Interrogatory Number 5 has three subparts. The last subpart has to do with the amount of damages sustained by the plaintiff on their breach of contract and fraud claims.... The other two have to do with damages in respect to the Packers & Stockyards violations.


It is possible that you all could believe that the Packers & Stockyards Act has been violated in more than one way. We have separated damages for various reasons.


And those damages are, in subparagraph A, those that you believe were suffered, if any--and it says if any--as a result of not getting a performance contract, if you believe that was a violation of the Packers & Stockyards Act.


Subpart B is any other damages, such as weighing, shrink, whatever, any other damages you find as a result of the violation of the Packers & Stockyards Act. Make sure that you take that into account. In other words, in B don't put anything in there having to do with the performance contract. Put that in A if you believe that the performance contract--the failure to give a performance contract--was a violation of the Packers & Stockyards Act.


Trial Transcript, Vol. IV, 906-07. This instruction clearly provided that damages for improper handling practices such as untimely and improper weighing were to be awarded in subparagraph (b). Therefore, the jury was not limited in assessing damages under the floor contracts. Moreover, it would be pure speculation for this court to attempt to determine the jury's understanding of the expert testimony in this case in order to recalculate the damage award. We think the district court's instruction and explanation were adequate. Therefore, we hold the district court did not err in amending the judgment to reflect its determination that Swift Eckrich was entitled to a judgment as a matter of law on the performance contract issue.



The PSA does not provide a statute of limitations. The district court, therefore, applied the four-year statute of limitations period of the Sherman Act, 15 U.S.C. Sec. 15(b), to the claimed PSA violations. Swift Eckrich argues that the district court should have applied the two-year limitations period of the Agricultural Fair Practices Act (AFPA), 7 U.S.C. Sec. 2305(c). The AFPA was enacted by Congress to protect the rights of farmers and other producers of agricultural commodities to join cooperative associations. See Michigan Canners & Freezers Ass'n. v. Agricultural Marketing & Bargaining Bd., 467 U.S. 461, 464, 104 S.Ct. 2518, 2520, 81 L.Ed.2d 399 (1984). The focus of the AFPA is thus rather narrow. Because the PSA has its origins in antecedent antitrust legislation and primarily prevents conduct which injures competition, we hold the district court did not err in applying the Sherman Act's statute of limitations to the PSA claims in the present case.



Both parties have raised a number of other issues on the appeal and cross-appeal, all of which are without merit.5


For the reasons discussed above, the judgment of the district court is affirmed.


Bill Jackson has deceased since the filing of the notice of appeal in this case


The Honorable H. Franklin Waters, Chief Judge, United States District Court for the Western District of Arkansas


The district court's reliance on McCleneghan v. Union Stockyards Co., 298 F.2d 659 (8th Cir.1962) (McCleneghan ) was similarly misplaced.
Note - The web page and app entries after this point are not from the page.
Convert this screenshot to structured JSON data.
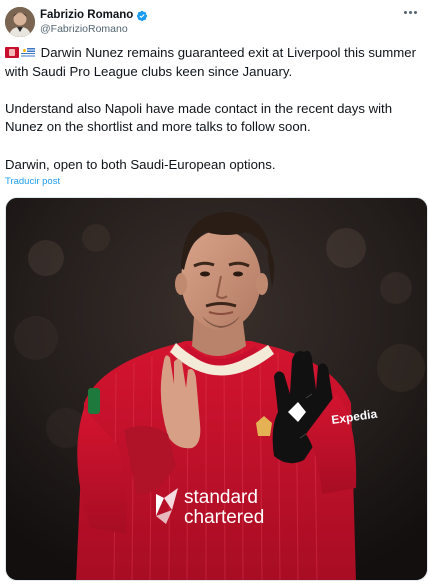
{
  "author": {
    "display_name": "Fabrizio Romano",
    "handle": "@FabrizioRomano",
    "verified": true,
    "verified_color": "#1d9bf0"
  },
  "menu_icon": "more-horizontal-icon",
  "tweet": {
    "line1_flags": [
      "red-white-badge-emoji",
      "uruguay-flag-emoji"
    ],
    "paragraph1": "Darwin Nunez remains guaranteed exit at Liverpool this summer with Saudi Pro League clubs keen since January.",
    "paragraph2": "Understand also Napoli have made contact in the recent days with Nunez on the shortlist and more talks to follow soon.",
    "paragraph3": "Darwin, open to both Saudi-European options."
  },
  "translate_link": "Traducir post",
  "media": {
    "kind": "photo",
    "sponsor_text_line1": "standard",
    "sponsor_text_line2": "chartered",
    "sleeve_sponsor": "Expedia",
    "colors": {
      "kit_red": "#c8102e",
      "background": "#1b1716"
    }
  },
  "colors": {
    "text": "#0f1419",
    "secondary": "#536471",
    "link": "#1d9bf0"
  }
}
That case held that primary jurisdiction existed in the Department of Agriculture under Sec. 309 of the PSA. However, McCleneghan concerned violations by stockyard owners and livestock dealers, who, unlike live poultry dealers, are covered by the express terms of Sec. 309 of the PSA. Because Sec. 309 of the PSA does not include live poultry dealers within its provisions, McCleneghan does not control here


Because we hold that Swift Eckrich's failure to offer performance contracts to the Jacksons did not violate the PSA, we need not reach the question whether the four-year statute of limitations the district court applied to the PSA barred recovery for Swift Eckrich's failure to offer a performance contract for the 1989 growing year because the 1989 floor contract was signed by the Jacksons four years and one day before they filed this lawsuit
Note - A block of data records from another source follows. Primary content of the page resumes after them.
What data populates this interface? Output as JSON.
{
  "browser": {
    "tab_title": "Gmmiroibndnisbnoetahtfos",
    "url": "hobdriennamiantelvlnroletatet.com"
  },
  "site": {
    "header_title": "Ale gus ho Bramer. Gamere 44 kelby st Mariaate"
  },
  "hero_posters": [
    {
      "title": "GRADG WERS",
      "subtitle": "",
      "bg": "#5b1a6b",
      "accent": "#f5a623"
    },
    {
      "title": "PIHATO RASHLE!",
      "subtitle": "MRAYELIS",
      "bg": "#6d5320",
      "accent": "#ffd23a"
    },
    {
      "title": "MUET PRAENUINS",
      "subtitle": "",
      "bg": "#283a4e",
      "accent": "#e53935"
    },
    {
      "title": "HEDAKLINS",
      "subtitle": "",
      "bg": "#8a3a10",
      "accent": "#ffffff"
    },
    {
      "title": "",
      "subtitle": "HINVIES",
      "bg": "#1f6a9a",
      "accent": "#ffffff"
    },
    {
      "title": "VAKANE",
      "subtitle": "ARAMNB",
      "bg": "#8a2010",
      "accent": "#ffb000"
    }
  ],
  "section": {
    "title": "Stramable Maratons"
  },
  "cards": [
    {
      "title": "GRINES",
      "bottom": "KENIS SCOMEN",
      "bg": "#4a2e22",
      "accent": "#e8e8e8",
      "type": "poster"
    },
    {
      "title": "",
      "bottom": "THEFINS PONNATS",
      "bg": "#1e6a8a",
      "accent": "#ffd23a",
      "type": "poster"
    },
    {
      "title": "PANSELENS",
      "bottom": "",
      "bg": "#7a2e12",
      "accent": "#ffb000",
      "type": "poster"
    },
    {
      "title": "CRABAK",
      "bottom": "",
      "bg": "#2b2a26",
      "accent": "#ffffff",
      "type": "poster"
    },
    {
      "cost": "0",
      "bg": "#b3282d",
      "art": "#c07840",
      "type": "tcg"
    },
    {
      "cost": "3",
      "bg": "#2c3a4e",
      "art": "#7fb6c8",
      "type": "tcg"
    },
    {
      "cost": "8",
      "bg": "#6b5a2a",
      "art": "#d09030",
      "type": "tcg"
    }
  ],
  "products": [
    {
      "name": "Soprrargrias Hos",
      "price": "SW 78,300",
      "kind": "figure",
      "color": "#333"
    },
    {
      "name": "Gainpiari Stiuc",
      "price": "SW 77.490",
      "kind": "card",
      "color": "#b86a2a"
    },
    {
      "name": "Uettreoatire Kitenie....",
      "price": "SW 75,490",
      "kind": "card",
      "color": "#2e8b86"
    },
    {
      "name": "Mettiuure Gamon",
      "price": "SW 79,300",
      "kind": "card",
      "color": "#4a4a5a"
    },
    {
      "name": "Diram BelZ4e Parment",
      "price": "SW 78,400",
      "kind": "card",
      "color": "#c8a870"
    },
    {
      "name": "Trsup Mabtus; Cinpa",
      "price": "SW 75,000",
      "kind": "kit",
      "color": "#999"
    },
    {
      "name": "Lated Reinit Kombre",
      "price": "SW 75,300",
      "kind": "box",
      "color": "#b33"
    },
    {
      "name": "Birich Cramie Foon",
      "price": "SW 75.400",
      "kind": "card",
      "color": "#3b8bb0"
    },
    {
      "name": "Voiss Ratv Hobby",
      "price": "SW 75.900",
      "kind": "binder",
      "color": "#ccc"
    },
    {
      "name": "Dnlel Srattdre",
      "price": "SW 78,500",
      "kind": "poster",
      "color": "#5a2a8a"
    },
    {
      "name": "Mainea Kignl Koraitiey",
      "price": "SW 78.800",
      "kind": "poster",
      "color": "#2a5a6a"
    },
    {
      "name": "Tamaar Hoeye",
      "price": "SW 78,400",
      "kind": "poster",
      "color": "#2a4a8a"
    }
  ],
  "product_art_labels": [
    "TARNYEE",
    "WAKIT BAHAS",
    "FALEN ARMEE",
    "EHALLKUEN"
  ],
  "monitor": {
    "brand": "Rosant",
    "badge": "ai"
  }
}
Swift Eckrich's motion to strike portions of the record and the Jacksons' brief is granted